It is the first day of September and summer vegetables are still widely available everywhere. The weather is also still very much like summer around here, therefore, I am featuring the "Chargrilled summer veg" as my sixth post in my River Cottage Veg Everyday series today.
Hugh Fearnley-Whittingstall states in his comment "to vary the veg as you like" and so I went to the market and brought back the best looking vegetables that I could find.. I also dropped by my favorite bakery and bought two loaves of fresh bread.
We enjoy fresh fennel that hails from Italy - I have not been able to find locally grown fennel anywhere but the Italian fennel bulbs that I bought were not only firm and unblemished but also incredibly aromatic.The Italian fennel is also called "Florence fennel" or finocchio in Italian.
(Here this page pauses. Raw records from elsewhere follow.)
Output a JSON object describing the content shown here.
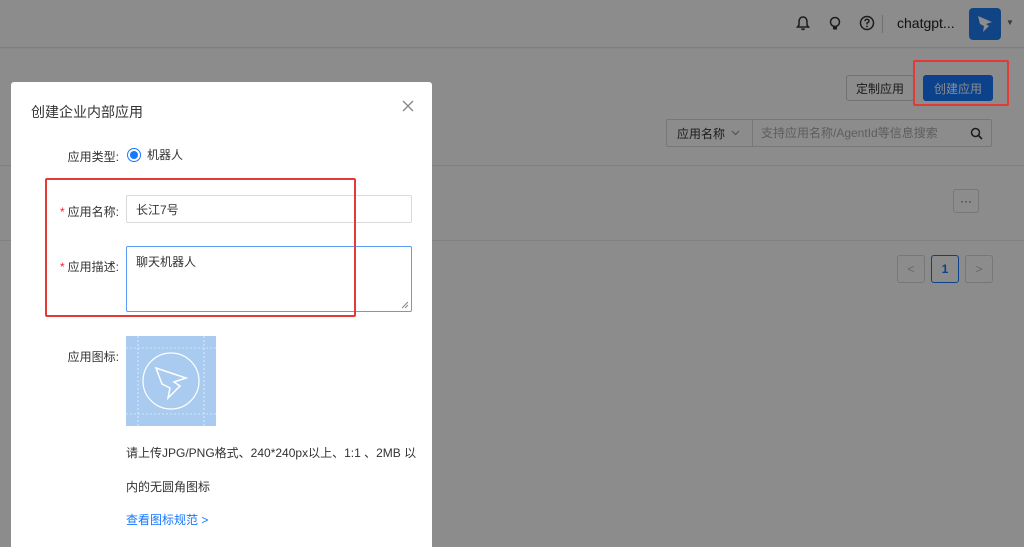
{
  "header": {
    "username": "chatgpt...",
    "icons": [
      "bell-icon",
      "bulb-icon",
      "help-icon"
    ]
  },
  "toolbar": {
    "custom_app_label": "定制应用",
    "create_app_label": "创建应用"
  },
  "search": {
    "select_label": "应用名称",
    "placeholder": "支持应用名称/AgentId等信息搜索"
  },
  "list": {
    "more_label": "···"
  },
  "pagination": {
    "prev": "<",
    "current": "1",
    "next": ">"
  },
  "modal": {
    "title": "创建企业内部应用",
    "app_type_label": "应用类型:",
    "app_type_option": "机器人",
    "name_label": "应用名称:",
    "name_value": "长江7号",
    "desc_label": "应用描述:",
    "desc_value": "聊天机器人",
    "icon_label": "应用图标:",
    "hint_line1": "请上传JPG/PNG格式、240*240px以上、1:1 、2MB 以",
    "hint_line2": "内的无圆角图标",
    "link_text": "查看图标规范 >",
    "required_mark": "*"
  },
  "colors": {
    "primary": "#1677ff",
    "highlight": "#e53935",
    "icon_tile": "#a8cbef"
  }
}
Fresh fennel has a broad, bulbous base, pale green, celery-like stems, bright green, feathery foliage (that I often use as garnish) and greenish-brown seeds, all of which have a lovely aniseed flavor.
My usual way to prepare fennel is cutting the fennel into wedges, placing it in my grill pan and serving it with local honey and fresh soft goat cheese - pan or grill, both methods miraculously turn the crisp fennel slices into sweet and tender vegetable delights.
Next up was sweet corn - after my little adventure with a recipe for the French Fridays with Dorie recipe last week, I now have a reliable source who will part with some of his freshly harvested corn in the husk, I could not resist and placed some lovely fresh corn on the grill as well.
And grilling courgettes also known as zucchinis is the one of best methods of preparing those lovely veggies and handling part of the bumper crop. When choosing courgettes, remember, the smaller they are, the more flavorful they will be.
And no one at our house can resist ripe, bright red, grilled, cherry tomatoes, they are a smaller variety of the common garden tomato and are generally sweeter than larger fruits. They make a fabulous and colorful addition to any platter filled to the rim with tons of summer chargrilled veg.
New potatoes are also wonderful when placed on the grill for a few minutes - I scrubbed them, boiled them in salted water for a good 12 minutes, dried them off, coated them lightly with olive oil and placed them on the grill for a few minutes.
New potatoes are potatoes from the early crop that are smaller than the main crop potatoes. Remember to leave the skins on as much of the flavor (and the vitamin C) is found just under the tender skins.
When we grill, I always make sure to place some Ciabatta on the grill as well - simply delicious alongside any type of grilled vegetables - the thick slices of bread are especially fabulous when topped with those grilled late summer cherry tomatoes. You can easily use the tines of a fork to squash the grilled tomatoes.
And since we enjoy eating garlic, particularly when it is grilled this way, it also was placed on the grill.Grilling garlic gives it a golden color and an unbeatable mellow smoky flavor. Make sure to rub a bit of this delicacy on the grilled and still warm slices of Ciabatta.
And last but not least, thick grilling slices of fresh lemons will impart them with a sweet and smoky flavor - make sure to grill a whole bunch of these and just before serving the veg platter, season to taste with some wonderful sea salt and freshly ground black pepper and drizzle your grilled treasures with the still warm lemon juice.
Sometimes there seems to be no better way to celebrate the late summer bounty of vegetables than by placing them on the grill and serving them on a huge platter. Then you gather the family around the table and let them choose which vegetables they would like to enjoy.
If you like, Hugh Fearnley-Whittingstall also suggests tossing the veg together with chopped fresh herbs such as finely chopped parsley, basil, chervil, thyme or tarragon or finish them with cheese shavings (Parmiggiano Reggiano or another well-flavored hard cheese). But for today, it was just lemon juice, pepper, salt and a drizzle of a fruity olive oil.
If you own the English edition of this vegetable cookbook, you will find the recipe on page 332 in the chapter on "Roast, Grill & Barbecue".